Dataset rows describing interfaces:
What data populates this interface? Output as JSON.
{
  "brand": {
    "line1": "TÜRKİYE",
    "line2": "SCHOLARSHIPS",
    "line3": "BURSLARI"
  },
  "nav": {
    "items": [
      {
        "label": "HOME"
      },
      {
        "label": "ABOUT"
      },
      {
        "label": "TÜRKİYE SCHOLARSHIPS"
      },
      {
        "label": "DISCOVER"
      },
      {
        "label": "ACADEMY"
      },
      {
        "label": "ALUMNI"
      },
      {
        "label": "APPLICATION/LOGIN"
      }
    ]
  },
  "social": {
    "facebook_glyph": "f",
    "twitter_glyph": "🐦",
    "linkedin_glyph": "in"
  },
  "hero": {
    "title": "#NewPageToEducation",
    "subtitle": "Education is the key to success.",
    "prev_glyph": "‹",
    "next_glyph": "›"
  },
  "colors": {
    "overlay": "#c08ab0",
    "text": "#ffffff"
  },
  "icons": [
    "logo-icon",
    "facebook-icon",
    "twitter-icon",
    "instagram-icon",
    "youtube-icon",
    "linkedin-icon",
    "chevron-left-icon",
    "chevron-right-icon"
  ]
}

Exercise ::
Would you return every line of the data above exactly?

Answer section ::
What data populates this interface? Output as JSON.
{
  "brand": {
    "line1": "TÜRKİYE",
    "line2": "SCHOLARSHIPS",
    "line3": "BURSLARI"
  },
  "nav": {
    "items": [
      {
        "label": "HOME"
      },
      {
        "label": "ABOUT"
      },
      {
        "label": "TÜRKİYE SCHOLARSHIPS"
      },
      {
        "label": "DISCOVER"
      },
      {
        "label": "ACADEMY"
      },
      {
        "label": "ALUMNI"
      },
      {
        "label": "APPLICATION/LOGIN"
      }
    ]
  },
  "social": {
    "facebook_glyph": "f",
    "twitter_glyph": "🐦",
    "linkedin_glyph": "in"
  },
  "hero": {
    "title": "#NewPageToEducation",
    "subtitle": "Education is the key to success.",
    "prev_glyph": "‹",
    "next_glyph": "›"
  },
  "colors": {
    "overlay": "#c08ab0",
    "text": "#ffffff"
  },
  "icons": [
    "logo-icon",
    "facebook-icon",
    "twitter-icon",
    "instagram-icon",
    "youtube-icon",
    "linkedin-icon",
    "chevron-left-icon",
    "chevron-right-icon"
  ]
}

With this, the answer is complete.